Janelia Farm is a research campus in northern Virgina where scientists are reverse engineering the brain of a fruit fly. At the facility, part of the Howard Hughes Medical Institute, a transdisciplinary team of biologists, neuroscientists, physicists, and engineers hope their studies of Drosophilia could one day enable them to generate a complete circuit diagram of the human brain. As part of IEEE Spectrum magazine's "Special Report: The Singularity," writer Sally Adee visited Janella Farm to see if the work there might even point toward a giant leap in artificial intelligence. From IEEE Spectrum:

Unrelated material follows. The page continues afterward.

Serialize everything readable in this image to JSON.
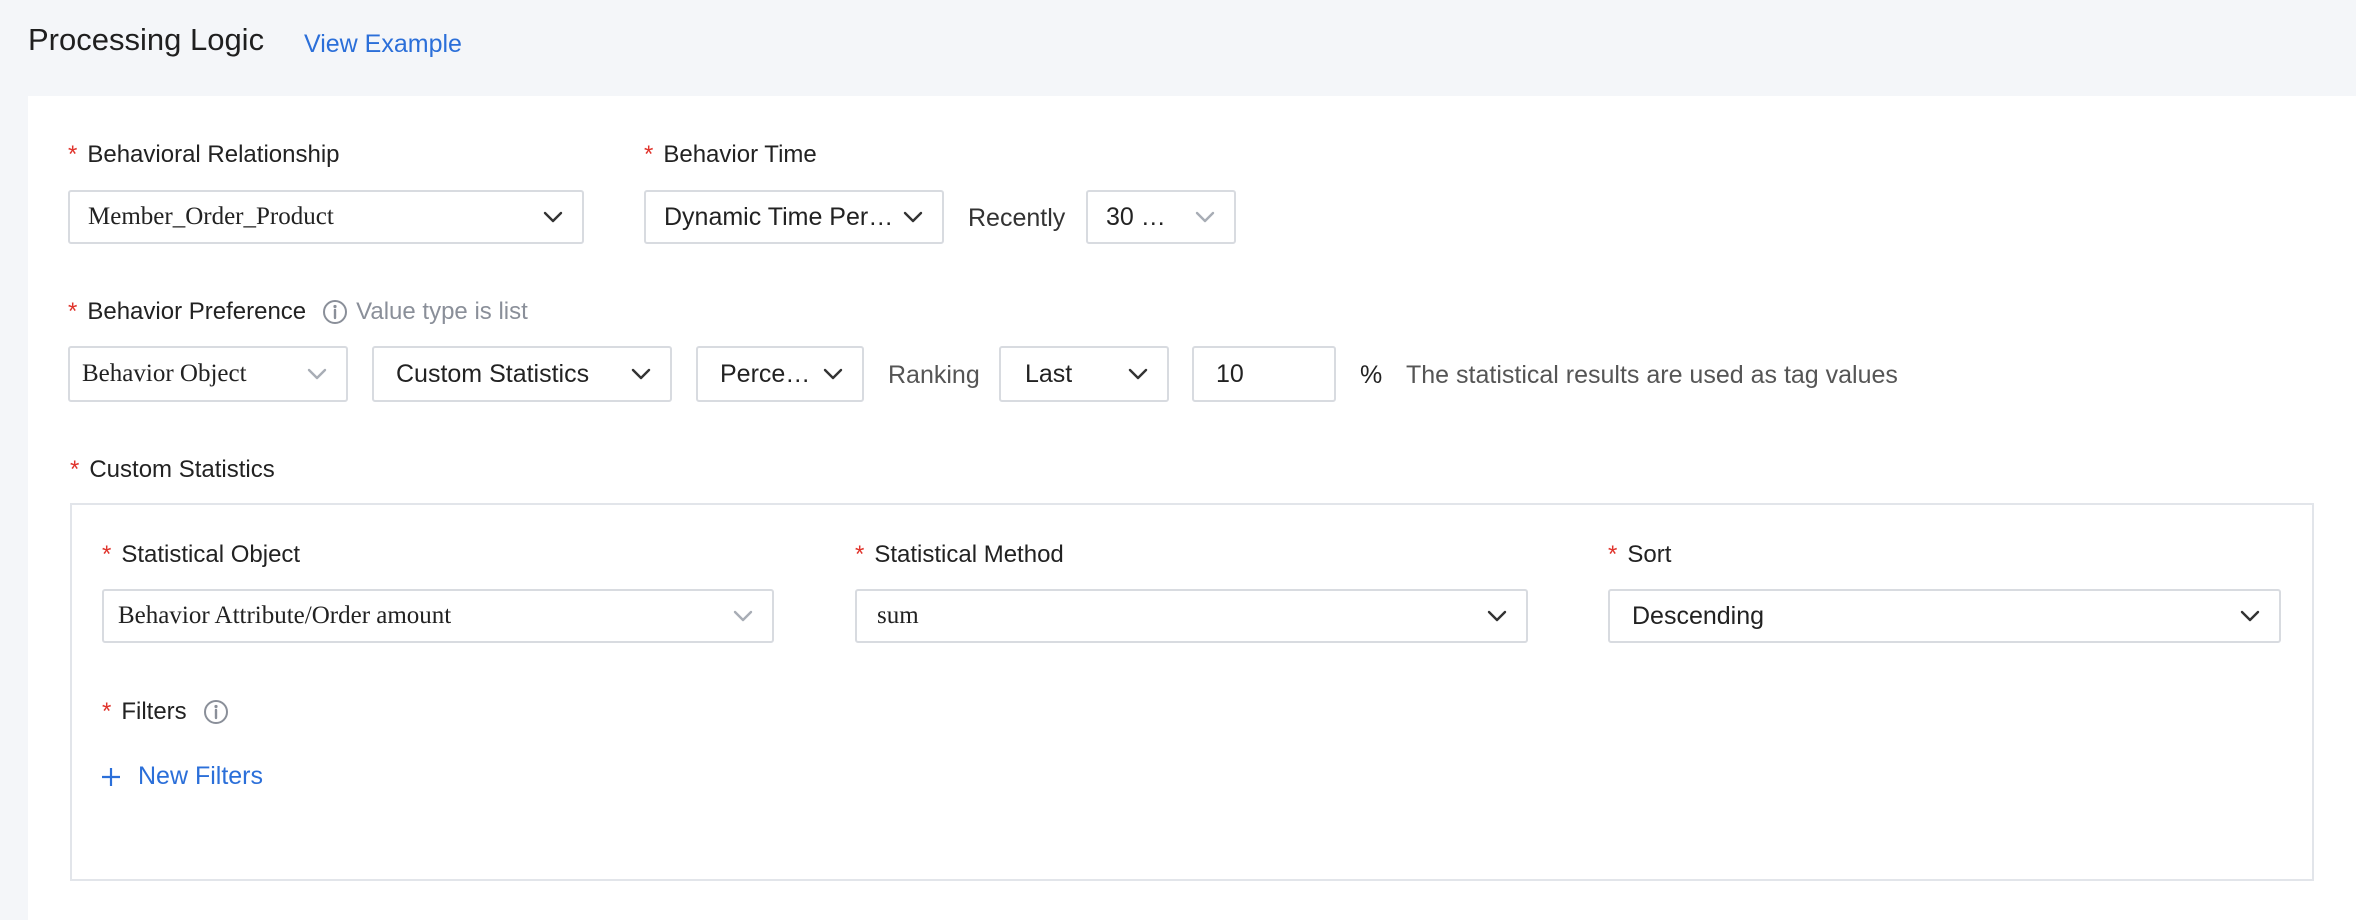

Let's say all the engineering problems can be solved in the next five or 10 years. Could researchers then actually reverse engineer the human brain, creating its functional duplicate in silicon? Would consciousness and all its attendant joy, pain, insanity, and genius be freed from biological containment? Adler sees no reason why not. "The brain is the ultimate micromachine," (researcher David Adler) insists. "The fact that it's made out of meat is a red herring."
His vision is a Google map of the human brain that incorporates not just Janelia's circuit diagrams but also other work in neuroscience. Adler cites the work of Stanford neuroscientist Stephen Smith as "the first steps to finding the soul." At Harvard's Center for Brain Science, neuro-scientist Jeff Lichtman mapped mouse neurons by "painting" them with fluorescent proteins. Rubin believes he'll live long enough to see an MRI-like device that measures function with such high-resolution output that neurons in fruit flies, mice, or even humans can be observed taking in and processing information in real time.
How would all these different systems work together to show us how the brain does what it does? With his 10- billion- pixel-per-second microscope, Adler is confident he'll be able to produce brain-topography images like Google's satellite views, resolving fine details in sharp focus. Smith's cartography, on the other hand, he compares with Google's map views, including street names. Rubin's fMRI data would be like real-time traffic data. Layering these different maps atop each other, says Adler, could lead to a hybrid comparable to a Google map.
Previously on BB:
• Coloring the brain's wiring Link